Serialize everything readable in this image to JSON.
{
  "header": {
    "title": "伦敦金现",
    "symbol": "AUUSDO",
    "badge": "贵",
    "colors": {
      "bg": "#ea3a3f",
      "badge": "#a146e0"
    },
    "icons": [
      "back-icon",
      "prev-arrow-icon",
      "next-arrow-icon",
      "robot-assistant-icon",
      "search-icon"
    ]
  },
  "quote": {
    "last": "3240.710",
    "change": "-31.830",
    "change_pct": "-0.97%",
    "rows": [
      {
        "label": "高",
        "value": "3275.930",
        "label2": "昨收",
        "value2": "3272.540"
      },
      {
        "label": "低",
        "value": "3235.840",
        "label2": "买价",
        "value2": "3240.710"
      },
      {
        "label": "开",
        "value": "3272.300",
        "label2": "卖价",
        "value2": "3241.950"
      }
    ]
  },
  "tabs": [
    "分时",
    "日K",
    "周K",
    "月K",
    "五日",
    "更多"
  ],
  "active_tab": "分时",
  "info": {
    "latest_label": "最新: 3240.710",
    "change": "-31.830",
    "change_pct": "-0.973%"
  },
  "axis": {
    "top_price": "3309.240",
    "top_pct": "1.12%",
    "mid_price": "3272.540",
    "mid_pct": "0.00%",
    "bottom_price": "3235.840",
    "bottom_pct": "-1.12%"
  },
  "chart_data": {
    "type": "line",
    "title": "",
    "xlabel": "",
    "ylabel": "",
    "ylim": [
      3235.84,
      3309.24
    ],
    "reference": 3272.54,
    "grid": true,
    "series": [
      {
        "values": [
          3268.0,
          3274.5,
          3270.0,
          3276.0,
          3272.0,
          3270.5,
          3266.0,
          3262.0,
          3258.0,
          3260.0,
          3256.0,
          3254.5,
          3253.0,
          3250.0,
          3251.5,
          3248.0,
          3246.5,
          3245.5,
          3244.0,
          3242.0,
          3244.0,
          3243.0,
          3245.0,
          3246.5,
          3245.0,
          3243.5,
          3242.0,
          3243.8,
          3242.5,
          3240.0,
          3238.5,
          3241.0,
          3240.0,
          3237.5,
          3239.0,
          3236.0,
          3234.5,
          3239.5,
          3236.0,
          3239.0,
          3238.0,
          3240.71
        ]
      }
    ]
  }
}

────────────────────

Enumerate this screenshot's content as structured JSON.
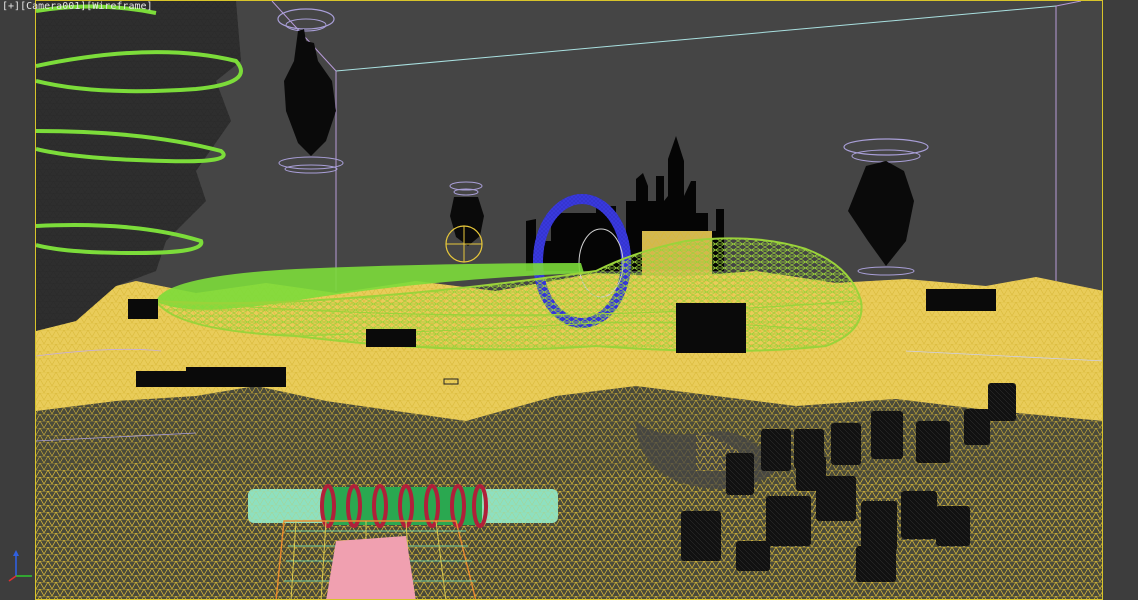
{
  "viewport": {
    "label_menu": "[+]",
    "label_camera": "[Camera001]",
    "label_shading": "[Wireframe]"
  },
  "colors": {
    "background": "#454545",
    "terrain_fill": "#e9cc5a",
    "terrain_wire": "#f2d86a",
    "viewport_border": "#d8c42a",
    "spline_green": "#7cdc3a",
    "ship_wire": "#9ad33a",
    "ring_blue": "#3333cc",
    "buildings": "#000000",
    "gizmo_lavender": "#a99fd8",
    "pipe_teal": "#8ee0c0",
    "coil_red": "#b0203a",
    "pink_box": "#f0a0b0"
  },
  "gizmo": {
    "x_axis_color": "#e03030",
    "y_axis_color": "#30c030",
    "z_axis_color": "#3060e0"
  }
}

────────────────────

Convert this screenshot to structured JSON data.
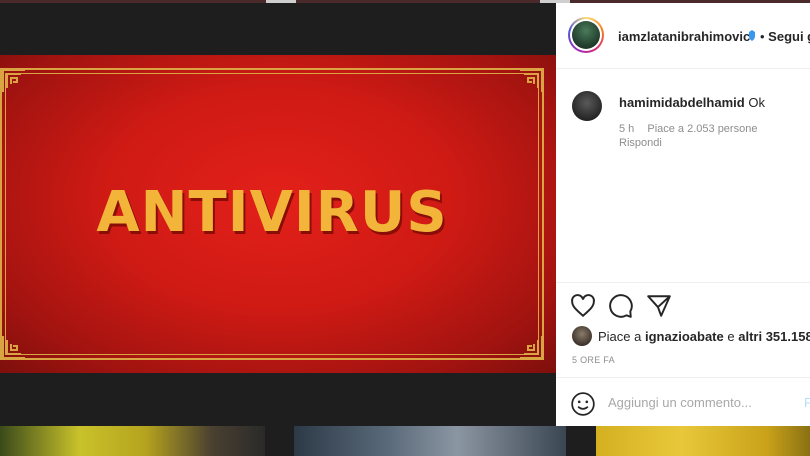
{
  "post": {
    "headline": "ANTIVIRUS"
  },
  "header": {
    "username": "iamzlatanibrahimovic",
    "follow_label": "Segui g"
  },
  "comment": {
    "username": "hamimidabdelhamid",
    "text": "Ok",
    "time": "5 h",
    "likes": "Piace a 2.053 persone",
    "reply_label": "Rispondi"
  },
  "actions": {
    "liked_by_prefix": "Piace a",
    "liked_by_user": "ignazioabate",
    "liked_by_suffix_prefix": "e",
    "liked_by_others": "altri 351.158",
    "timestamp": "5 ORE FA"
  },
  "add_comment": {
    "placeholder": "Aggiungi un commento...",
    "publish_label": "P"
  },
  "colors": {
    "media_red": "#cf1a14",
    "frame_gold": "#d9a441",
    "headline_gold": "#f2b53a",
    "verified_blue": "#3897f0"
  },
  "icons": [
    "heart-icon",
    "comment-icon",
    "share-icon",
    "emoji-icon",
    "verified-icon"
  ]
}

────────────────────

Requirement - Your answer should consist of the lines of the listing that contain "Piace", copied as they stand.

Solved problem -
    "likes": "Piace a 2.053 persone",
    "liked_by_prefix": "Piace a",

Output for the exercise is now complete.